-- What is being asked --
Repeat the data exactly as it stands.
*** Material to process Section Begins ***
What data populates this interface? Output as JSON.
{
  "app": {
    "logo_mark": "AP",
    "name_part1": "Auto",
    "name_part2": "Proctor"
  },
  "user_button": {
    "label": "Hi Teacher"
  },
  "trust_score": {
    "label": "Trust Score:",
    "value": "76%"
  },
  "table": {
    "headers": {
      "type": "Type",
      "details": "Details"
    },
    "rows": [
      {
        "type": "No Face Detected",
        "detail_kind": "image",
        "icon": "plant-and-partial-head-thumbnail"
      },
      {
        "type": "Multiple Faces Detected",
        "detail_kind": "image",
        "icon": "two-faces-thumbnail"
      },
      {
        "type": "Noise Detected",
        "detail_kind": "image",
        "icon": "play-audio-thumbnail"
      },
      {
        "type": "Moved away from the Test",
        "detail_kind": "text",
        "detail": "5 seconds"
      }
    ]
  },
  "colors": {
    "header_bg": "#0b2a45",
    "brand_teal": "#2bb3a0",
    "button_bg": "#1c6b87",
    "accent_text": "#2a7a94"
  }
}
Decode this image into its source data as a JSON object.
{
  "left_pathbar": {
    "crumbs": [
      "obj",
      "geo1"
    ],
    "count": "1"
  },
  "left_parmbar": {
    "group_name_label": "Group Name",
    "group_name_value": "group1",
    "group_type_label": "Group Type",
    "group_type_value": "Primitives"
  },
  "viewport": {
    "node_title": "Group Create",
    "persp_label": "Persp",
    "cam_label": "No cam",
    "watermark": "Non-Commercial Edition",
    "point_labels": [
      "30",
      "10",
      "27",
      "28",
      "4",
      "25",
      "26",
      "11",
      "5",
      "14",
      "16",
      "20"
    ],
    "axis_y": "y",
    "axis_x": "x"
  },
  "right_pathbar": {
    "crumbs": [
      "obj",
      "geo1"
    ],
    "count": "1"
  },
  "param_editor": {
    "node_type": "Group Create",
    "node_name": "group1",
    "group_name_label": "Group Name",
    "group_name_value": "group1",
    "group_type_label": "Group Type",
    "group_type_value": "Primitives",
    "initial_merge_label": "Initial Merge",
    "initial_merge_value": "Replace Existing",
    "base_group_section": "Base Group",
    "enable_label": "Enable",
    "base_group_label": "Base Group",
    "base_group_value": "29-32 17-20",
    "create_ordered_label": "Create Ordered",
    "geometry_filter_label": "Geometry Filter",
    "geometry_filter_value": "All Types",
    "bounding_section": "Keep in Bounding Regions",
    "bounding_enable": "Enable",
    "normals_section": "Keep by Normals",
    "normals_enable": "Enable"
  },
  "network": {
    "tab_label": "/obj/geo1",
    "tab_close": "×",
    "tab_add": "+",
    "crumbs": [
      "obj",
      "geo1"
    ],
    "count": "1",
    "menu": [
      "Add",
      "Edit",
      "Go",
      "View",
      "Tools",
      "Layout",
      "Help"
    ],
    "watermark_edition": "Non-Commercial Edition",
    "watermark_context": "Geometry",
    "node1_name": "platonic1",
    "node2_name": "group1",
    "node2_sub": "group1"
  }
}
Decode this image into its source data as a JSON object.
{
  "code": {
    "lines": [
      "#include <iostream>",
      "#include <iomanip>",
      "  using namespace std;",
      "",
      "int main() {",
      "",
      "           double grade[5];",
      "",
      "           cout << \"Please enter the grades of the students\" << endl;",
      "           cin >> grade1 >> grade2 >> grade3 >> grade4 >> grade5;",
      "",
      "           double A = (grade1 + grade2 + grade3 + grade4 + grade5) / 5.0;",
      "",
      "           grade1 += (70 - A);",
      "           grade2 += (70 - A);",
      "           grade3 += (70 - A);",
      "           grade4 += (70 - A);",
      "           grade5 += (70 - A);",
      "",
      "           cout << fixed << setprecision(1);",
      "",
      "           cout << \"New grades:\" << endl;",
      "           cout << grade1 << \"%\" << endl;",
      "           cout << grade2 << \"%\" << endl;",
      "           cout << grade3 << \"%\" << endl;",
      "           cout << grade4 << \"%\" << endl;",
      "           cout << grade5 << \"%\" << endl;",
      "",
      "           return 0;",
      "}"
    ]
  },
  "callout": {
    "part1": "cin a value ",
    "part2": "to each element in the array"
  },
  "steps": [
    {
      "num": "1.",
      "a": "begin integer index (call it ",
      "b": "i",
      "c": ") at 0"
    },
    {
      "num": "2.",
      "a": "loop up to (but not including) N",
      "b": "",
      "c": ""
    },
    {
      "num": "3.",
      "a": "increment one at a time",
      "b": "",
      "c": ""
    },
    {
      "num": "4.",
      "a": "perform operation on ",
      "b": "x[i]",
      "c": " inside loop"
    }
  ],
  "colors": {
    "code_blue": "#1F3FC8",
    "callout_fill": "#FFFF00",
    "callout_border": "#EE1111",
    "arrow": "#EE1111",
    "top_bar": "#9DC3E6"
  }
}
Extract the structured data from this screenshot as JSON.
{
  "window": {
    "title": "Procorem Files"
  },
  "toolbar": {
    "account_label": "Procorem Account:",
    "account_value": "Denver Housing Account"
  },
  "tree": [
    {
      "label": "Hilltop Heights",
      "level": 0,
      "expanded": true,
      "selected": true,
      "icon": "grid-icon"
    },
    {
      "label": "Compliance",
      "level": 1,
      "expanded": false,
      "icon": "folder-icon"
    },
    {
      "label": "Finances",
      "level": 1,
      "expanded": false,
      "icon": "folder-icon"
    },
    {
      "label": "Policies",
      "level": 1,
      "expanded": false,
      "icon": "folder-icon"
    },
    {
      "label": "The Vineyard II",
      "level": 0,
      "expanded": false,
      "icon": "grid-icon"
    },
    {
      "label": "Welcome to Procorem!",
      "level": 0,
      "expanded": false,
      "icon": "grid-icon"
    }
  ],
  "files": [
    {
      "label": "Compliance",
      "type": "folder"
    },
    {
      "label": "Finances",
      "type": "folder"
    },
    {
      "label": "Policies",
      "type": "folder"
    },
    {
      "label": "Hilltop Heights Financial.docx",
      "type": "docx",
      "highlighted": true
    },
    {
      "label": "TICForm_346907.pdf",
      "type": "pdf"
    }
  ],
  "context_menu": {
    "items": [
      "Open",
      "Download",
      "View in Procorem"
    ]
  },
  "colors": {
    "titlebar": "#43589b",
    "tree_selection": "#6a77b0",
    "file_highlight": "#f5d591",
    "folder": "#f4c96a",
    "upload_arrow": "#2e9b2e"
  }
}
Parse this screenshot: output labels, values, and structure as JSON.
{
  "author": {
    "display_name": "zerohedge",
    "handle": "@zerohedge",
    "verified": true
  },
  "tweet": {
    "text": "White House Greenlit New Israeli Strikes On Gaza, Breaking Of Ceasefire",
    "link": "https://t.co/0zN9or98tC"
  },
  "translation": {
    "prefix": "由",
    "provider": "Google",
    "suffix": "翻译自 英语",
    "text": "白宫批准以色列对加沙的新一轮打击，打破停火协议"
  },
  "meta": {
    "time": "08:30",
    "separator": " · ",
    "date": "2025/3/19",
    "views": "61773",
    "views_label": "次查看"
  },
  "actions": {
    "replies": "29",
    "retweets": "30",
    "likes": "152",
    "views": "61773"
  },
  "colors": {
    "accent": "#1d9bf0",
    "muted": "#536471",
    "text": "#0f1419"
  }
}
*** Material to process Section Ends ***
-- Expected answer --
What data populates this interface? Output as JSON.
{
  "app": {
    "logo_mark": "AP",
    "name_part1": "Auto",
    "name_part2": "Proctor"
  },
  "user_button": {
    "label": "Hi Teacher"
  },
  "trust_score": {
    "label": "Trust Score:",
    "value": "76%"
  },
  "table": {
    "headers": {
      "type": "Type",
      "details": "Details"
    },
    "rows": [
      {
        "type": "No Face Detected",
        "detail_kind": "image",
        "icon": "plant-and-partial-head-thumbnail"
      },
      {
        "type": "Multiple Faces Detected",
        "detail_kind": "image",
        "icon": "two-faces-thumbnail"
      },
      {
        "type": "Noise Detected",
        "detail_kind": "image",
        "icon": "play-audio-thumbnail"
      },
      {
        "type": "Moved away from the Test",
        "detail_kind": "text",
        "detail": "5 seconds"
      }
    ]
  },
  "colors": {
    "header_bg": "#0b2a45",
    "brand_teal": "#2bb3a0",
    "button_bg": "#1c6b87",
    "accent_text": "#2a7a94"
  }
}
Decode this image into its source data as a JSON object.
{
  "left_pathbar": {
    "crumbs": [
      "obj",
      "geo1"
    ],
    "count": "1"
  },
  "left_parmbar": {
    "group_name_label": "Group Name",
    "group_name_value": "group1",
    "group_type_label": "Group Type",
    "group_type_value": "Primitives"
  },
  "viewport": {
    "node_title": "Group Create",
    "persp_label": "Persp",
    "cam_label": "No cam",
    "watermark": "Non-Commercial Edition",
    "point_labels": [
      "30",
      "10",
      "27",
      "28",
      "4",
      "25",
      "26",
      "11",
      "5",
      "14",
      "16",
      "20"
    ],
    "axis_y": "y",
    "axis_x": "x"
  },
  "right_pathbar": {
    "crumbs": [
      "obj",
      "geo1"
    ],
    "count": "1"
  },
  "param_editor": {
    "node_type": "Group Create",
    "node_name": "group1",
    "group_name_label": "Group Name",
    "group_name_value": "group1",
    "group_type_label": "Group Type",
    "group_type_value": "Primitives",
    "initial_merge_label": "Initial Merge",
    "initial_merge_value": "Replace Existing",
    "base_group_section": "Base Group",
    "enable_label": "Enable",
    "base_group_label": "Base Group",
    "base_group_value": "29-32 17-20",
    "create_ordered_label": "Create Ordered",
    "geometry_filter_label": "Geometry Filter",
    "geometry_filter_value": "All Types",
    "bounding_section": "Keep in Bounding Regions",
    "bounding_enable": "Enable",
    "normals_section": "Keep by Normals",
    "normals_enable": "Enable"
  },
  "network": {
    "tab_label": "/obj/geo1",
    "tab_close": "×",
    "tab_add": "+",
    "crumbs": [
      "obj",
      "geo1"
    ],
    "count": "1",
    "menu": [
      "Add",
      "Edit",
      "Go",
      "View",
      "Tools",
      "Layout",
      "Help"
    ],
    "watermark_edition": "Non-Commercial Edition",
    "watermark_context": "Geometry",
    "node1_name": "platonic1",
    "node2_name": "group1",
    "node2_sub": "group1"
  }
}
Decode this image into its source data as a JSON object.
{
  "code": {
    "lines": [
      "#include <iostream>",
      "#include <iomanip>",
      "  using namespace std;",
      "",
      "int main() {",
      "",
      "           double grade[5];",
      "",
      "           cout << \"Please enter the grades of the students\" << endl;",
      "           cin >> grade1 >> grade2 >> grade3 >> grade4 >> grade5;",
      "",
      "           double A = (grade1 + grade2 + grade3 + grade4 + grade5) / 5.0;",
      "",
      "           grade1 += (70 - A);",
      "           grade2 += (70 - A);",
      "           grade3 += (70 - A);",
      "           grade4 += (70 - A);",
      "           grade5 += (70 - A);",
      "",
      "           cout << fixed << setprecision(1);",
      "",
      "           cout << \"New grades:\" << endl;",
      "           cout << grade1 << \"%\" << endl;",
      "           cout << grade2 << \"%\" << endl;",
      "           cout << grade3 << \"%\" << endl;",
      "           cout << grade4 << \"%\" << endl;",
      "           cout << grade5 << \"%\" << endl;",
      "",
      "           return 0;",
      "}"
    ]
  },
  "callout": {
    "part1": "cin a value ",
    "part2": "to each element in the array"
  },
  "steps": [
    {
      "num": "1.",
      "a": "begin integer index (call it ",
      "b": "i",
      "c": ") at 0"
    },
    {
      "num": "2.",
      "a": "loop up to (but not including) N",
      "b": "",
      "c": ""
    },
    {
      "num": "3.",
      "a": "increment one at a time",
      "b": "",
      "c": ""
    },
    {
      "num": "4.",
      "a": "perform operation on ",
      "b": "x[i]",
      "c": " inside loop"
    }
  ],
  "colors": {
    "code_blue": "#1F3FC8",
    "callout_fill": "#FFFF00",
    "callout_border": "#EE1111",
    "arrow": "#EE1111",
    "top_bar": "#9DC3E6"
  }
}
Extract the structured data from this screenshot as JSON.
{
  "window": {
    "title": "Procorem Files"
  },
  "toolbar": {
    "account_label": "Procorem Account:",
    "account_value": "Denver Housing Account"
  },
  "tree": [
    {
      "label": "Hilltop Heights",
      "level": 0,
      "expanded": true,
      "selected": true,
      "icon": "grid-icon"
    },
    {
      "label": "Compliance",
      "level": 1,
      "expanded": false,
      "icon": "folder-icon"
    },
    {
      "label": "Finances",
      "level": 1,
      "expanded": false,
      "icon": "folder-icon"
    },
    {
      "label": "Policies",
      "level": 1,
      "expanded": false,
      "icon": "folder-icon"
    },
    {
      "label": "The Vineyard II",
      "level": 0,
      "expanded": false,
      "icon": "grid-icon"
    },
    {
      "label": "Welcome to Procorem!",
      "level": 0,
      "expanded": false,
      "icon": "grid-icon"
    }
  ],
  "files": [
    {
      "label": "Compliance",
      "type": "folder"
    },
    {
      "label": "Finances",
      "type": "folder"
    },
    {
      "label": "Policies",
      "type": "folder"
    },
    {
      "label": "Hilltop Heights Financial.docx",
      "type": "docx",
      "highlighted": true
    },
    {
      "label": "TICForm_346907.pdf",
      "type": "pdf"
    }
  ],
  "context_menu": {
    "items": [
      "Open",
      "Download",
      "View in Procorem"
    ]
  },
  "colors": {
    "titlebar": "#43589b",
    "tree_selection": "#6a77b0",
    "file_highlight": "#f5d591",
    "folder": "#f4c96a",
    "upload_arrow": "#2e9b2e"
  }
}
Parse this screenshot: output labels, values, and structure as JSON.
{
  "author": {
    "display_name": "zerohedge",
    "handle": "@zerohedge",
    "verified": true
  },
  "tweet": {
    "text": "White House Greenlit New Israeli Strikes On Gaza, Breaking Of Ceasefire",
    "link": "https://t.co/0zN9or98tC"
  },
  "translation": {
    "prefix": "由",
    "provider": "Google",
    "suffix": "翻译自 英语",
    "text": "白宫批准以色列对加沙的新一轮打击，打破停火协议"
  },
  "meta": {
    "time": "08:30",
    "separator": " · ",
    "date": "2025/3/19",
    "views": "61773",
    "views_label": "次查看"
  },
  "actions": {
    "replies": "29",
    "retweets": "30",
    "likes": "152",
    "views": "61773"
  },
  "colors": {
    "accent": "#1d9bf0",
    "muted": "#536471",
    "text": "#0f1419"
  }
}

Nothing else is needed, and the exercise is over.